I have to write an essay on the environmental issue. I think the environmental issue is lawns. It look nice to many people. However, lawns waste lots of water. People use fertilizer, bug control cause toxic pollution. Consequently, people got health danger. Well, I know only those things. Would you give me more ideas and how I can write the introduction, body and conclusion.


JesseGordon gave this response on 8/7/2000:

I think you've got the two key issues: lawns use a lot of water and a lot of fertilizer.

There's also "noise pollution": I took my 3-year-old on a bike ride to the suburbs last Saturday morning and he noticed that every block had another lawnmower roaring away. After a few miles, he was categorizing the types of lawnmowers, because they were such a dominant part of the suburban landscape (we live in the city so he's not used to them). While 3-year-olds might like the excitement of noise, I found them to be intrusive. You can't escape their roar on any suburban block on any suburban summer weekend.

The water usage issue is certainly the most major aspect of lawns. Whenever there's a water shortage here (Massachusetts) the first thing that gets banned is automatic lawn sprinklers, then hand lawn watering.

The fertilizer issue is more a water pollution issue than a health issue (as you frame it). Yes, there's a potential health risk, but you'd have to roll around on a fertilized lawn right after it's fertilized. The more important issue is that the excess fertilizer runs off into streams when it rains (or into storm drains which end up in the nearest bay or lake). Then all that fertilizer is in the river or lake, and you get "algae blooms" which means the water turns green. The algae then use up all of the oxygen and the fish die. So regions with heavy fertilizer use often have problems maintaining their recreational and commercial fishing. It's more a problem with farm fields being fertilized, but lawns count too.
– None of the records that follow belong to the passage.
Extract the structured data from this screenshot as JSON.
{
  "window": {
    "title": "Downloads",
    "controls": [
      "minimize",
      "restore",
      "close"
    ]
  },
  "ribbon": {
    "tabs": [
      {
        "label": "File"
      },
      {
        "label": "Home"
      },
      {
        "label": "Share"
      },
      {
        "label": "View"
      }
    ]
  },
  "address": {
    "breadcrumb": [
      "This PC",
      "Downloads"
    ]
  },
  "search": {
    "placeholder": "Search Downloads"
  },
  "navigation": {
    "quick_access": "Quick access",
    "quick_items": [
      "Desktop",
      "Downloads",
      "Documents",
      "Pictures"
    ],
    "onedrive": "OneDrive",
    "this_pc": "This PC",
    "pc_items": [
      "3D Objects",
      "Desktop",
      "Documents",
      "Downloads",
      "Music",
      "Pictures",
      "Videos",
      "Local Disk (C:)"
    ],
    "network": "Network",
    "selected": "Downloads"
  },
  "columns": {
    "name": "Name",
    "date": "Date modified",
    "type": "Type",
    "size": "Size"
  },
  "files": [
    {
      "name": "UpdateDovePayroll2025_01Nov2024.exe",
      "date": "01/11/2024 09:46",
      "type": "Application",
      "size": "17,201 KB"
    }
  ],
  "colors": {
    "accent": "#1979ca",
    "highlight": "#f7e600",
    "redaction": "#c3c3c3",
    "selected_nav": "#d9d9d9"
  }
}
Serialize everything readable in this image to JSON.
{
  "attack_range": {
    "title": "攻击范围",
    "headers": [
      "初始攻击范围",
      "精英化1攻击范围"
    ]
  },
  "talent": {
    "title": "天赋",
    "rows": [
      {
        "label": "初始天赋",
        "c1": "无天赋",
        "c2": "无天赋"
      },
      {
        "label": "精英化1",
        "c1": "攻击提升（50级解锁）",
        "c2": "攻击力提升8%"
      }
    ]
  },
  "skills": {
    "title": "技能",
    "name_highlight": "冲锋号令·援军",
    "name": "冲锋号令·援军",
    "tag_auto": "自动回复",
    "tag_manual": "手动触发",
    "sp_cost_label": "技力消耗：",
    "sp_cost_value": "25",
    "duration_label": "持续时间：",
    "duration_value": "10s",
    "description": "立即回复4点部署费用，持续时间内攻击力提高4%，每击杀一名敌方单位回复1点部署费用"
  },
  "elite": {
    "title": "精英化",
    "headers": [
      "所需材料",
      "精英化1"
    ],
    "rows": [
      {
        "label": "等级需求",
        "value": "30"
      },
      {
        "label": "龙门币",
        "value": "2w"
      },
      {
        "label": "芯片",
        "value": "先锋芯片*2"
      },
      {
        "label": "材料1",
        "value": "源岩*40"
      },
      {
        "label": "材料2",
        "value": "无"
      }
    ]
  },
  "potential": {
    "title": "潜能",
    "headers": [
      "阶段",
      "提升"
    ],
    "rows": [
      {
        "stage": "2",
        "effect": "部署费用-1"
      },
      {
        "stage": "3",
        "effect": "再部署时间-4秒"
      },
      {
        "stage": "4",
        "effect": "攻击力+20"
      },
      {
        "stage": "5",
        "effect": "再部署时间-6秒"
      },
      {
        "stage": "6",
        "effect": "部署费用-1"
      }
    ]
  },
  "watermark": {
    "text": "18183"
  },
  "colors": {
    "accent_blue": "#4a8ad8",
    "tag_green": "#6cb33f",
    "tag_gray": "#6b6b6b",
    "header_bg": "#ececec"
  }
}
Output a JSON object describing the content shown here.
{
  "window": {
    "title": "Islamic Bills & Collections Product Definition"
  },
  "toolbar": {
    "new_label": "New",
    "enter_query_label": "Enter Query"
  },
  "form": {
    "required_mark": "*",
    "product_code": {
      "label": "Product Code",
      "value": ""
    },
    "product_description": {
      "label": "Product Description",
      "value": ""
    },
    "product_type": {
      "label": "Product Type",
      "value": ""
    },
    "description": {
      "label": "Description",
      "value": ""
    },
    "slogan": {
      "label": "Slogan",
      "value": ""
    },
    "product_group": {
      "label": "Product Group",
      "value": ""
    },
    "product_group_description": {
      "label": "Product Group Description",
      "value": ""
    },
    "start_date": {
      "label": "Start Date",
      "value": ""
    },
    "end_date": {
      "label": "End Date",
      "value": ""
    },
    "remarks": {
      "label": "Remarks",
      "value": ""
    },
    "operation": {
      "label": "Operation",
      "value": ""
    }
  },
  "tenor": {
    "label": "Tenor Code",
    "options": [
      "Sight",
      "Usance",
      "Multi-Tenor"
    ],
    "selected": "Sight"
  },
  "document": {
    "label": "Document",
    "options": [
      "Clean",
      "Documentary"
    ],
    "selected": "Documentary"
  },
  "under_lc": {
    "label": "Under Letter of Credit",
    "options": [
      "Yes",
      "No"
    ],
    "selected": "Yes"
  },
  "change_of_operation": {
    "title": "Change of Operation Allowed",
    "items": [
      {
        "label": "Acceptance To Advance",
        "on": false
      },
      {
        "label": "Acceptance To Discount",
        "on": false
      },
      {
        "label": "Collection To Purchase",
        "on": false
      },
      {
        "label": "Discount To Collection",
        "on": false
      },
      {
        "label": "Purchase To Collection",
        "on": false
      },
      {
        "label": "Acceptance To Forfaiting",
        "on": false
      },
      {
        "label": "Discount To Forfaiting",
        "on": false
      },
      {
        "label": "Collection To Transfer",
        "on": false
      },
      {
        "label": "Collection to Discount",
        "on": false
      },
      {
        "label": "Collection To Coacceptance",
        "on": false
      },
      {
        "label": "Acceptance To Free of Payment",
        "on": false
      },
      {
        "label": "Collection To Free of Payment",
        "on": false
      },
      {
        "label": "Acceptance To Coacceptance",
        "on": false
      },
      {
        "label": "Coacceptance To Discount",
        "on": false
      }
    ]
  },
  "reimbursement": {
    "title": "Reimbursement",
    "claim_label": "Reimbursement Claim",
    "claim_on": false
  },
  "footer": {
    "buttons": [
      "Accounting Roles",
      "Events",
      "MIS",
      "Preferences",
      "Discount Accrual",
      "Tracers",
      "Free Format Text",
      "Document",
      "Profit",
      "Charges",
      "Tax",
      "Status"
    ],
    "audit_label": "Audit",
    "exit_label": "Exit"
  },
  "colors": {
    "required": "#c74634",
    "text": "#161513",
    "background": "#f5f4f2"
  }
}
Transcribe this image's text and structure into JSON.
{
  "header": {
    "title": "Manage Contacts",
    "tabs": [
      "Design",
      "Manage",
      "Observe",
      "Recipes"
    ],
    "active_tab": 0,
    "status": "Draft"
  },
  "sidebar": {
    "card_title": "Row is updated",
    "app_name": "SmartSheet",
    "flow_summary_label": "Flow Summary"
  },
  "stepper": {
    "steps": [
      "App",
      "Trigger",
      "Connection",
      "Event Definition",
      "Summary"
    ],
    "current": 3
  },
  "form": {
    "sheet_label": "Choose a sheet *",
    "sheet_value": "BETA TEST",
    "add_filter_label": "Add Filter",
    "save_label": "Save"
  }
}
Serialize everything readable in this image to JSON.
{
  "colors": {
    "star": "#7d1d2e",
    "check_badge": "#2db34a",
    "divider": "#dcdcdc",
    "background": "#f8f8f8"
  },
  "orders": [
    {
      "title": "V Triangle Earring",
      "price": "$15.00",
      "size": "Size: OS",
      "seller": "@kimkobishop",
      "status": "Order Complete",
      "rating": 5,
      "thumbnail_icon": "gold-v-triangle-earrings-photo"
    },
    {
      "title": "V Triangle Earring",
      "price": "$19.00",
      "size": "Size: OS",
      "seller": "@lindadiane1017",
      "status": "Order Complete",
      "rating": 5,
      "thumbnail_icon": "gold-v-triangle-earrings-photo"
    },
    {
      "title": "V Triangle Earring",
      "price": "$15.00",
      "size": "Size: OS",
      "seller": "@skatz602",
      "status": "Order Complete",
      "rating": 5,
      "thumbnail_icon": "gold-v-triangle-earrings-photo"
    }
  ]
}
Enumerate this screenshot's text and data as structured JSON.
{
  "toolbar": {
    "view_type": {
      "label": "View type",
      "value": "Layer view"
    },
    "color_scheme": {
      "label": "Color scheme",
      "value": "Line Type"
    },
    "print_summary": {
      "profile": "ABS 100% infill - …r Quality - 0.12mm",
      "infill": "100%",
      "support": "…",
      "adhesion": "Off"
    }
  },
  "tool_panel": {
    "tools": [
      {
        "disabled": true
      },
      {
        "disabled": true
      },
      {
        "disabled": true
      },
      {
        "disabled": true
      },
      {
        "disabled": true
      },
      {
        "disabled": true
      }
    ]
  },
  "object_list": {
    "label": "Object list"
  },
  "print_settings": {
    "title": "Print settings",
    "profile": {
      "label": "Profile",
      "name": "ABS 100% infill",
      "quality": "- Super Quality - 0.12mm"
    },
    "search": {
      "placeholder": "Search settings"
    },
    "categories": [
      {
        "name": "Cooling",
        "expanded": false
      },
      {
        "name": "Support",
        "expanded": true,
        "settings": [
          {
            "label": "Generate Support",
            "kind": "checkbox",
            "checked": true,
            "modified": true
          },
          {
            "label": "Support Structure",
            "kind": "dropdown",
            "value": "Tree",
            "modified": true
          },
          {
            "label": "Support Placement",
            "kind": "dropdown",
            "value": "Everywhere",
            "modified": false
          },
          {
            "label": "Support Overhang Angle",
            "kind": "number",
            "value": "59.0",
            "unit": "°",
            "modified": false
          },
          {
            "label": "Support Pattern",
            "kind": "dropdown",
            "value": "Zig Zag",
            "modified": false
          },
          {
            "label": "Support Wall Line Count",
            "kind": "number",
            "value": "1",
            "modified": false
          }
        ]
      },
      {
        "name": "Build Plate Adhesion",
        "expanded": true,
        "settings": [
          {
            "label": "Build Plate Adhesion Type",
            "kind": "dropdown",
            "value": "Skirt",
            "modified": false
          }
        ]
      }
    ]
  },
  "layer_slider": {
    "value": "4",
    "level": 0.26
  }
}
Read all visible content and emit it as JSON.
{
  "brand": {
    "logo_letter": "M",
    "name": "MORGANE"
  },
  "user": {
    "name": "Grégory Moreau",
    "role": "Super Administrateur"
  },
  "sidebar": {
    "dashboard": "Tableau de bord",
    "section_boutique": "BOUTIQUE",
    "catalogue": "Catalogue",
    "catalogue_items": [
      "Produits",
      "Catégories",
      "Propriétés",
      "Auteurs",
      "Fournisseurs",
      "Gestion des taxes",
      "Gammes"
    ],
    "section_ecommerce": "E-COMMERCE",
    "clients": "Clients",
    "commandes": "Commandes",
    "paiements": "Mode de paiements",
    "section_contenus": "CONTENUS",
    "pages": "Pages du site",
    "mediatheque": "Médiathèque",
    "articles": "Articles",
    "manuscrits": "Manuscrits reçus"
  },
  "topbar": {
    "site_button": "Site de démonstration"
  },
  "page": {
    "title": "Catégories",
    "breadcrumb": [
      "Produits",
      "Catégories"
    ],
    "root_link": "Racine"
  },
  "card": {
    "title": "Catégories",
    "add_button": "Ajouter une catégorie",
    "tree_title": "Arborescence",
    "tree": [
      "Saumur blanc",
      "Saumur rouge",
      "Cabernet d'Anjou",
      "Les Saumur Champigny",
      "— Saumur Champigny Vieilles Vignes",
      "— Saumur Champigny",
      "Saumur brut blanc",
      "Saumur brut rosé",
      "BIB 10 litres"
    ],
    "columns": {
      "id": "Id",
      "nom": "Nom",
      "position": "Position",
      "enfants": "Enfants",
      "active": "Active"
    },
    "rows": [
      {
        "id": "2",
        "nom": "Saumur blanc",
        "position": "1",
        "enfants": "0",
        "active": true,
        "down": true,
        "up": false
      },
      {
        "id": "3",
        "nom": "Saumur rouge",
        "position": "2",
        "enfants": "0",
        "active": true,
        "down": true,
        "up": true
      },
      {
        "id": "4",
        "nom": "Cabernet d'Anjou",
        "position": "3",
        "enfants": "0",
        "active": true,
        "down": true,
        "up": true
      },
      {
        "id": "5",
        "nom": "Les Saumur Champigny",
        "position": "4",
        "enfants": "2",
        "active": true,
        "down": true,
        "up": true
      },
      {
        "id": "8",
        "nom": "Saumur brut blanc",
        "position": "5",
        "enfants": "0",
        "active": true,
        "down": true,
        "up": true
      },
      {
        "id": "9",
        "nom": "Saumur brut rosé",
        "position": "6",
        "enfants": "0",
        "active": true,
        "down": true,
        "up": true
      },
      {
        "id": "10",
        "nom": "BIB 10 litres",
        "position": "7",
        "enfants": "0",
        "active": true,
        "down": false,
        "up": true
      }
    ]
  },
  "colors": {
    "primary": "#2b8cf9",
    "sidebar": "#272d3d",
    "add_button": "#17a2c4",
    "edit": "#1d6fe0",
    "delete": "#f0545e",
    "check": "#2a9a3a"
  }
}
Yes, pesticides can be more of a health issue. People with small children generally should not let their kids play on the lawn after they spread bug sprays, until the next rain storm. Again, that's more of a big environmental problem on farms, where the scale is much bigger and the quantities of bug toxins are greater. The issue with lawns is that many bugs become "resistant" because casual lawn use encourages insects to evolve to withstand the pesticide in common use. Then you have to use more pesticide the next year, or it stops working entirely.

Another issue you might address is "suburban sprawl." Big lawns mean large properties in spread-out areas, which means they must use a car to do everything. Then mass transit fails because everyone has a car, and the next suburb is even more spread out. Al Gore has made this into a campaign issue -- see quotes from Nov & May 1999 at

As to how to write the intro, body, & conclusion:

Intro: Describe the five issues (water, fertilizer, pesticides, noise, & sprawl) in one two sentences each. You can use five "bullets" (little black circles) if you're writing it on a computer -- those always organize things well.

Body: Write a few paragraphs on each of the five issues. Discuss in detail what the issues are, and what the long-term effects are, and what the possible solutions are. You should have five sections here too, in the same order as the intro.

Conclusion: Consolidate all of the possible solutions into an outline of your ideas of what should be done about lawns.

Have fun! (I'd put a picture of a large fancy lawn on the cover too, to emphasize the "fun" part).

Return to index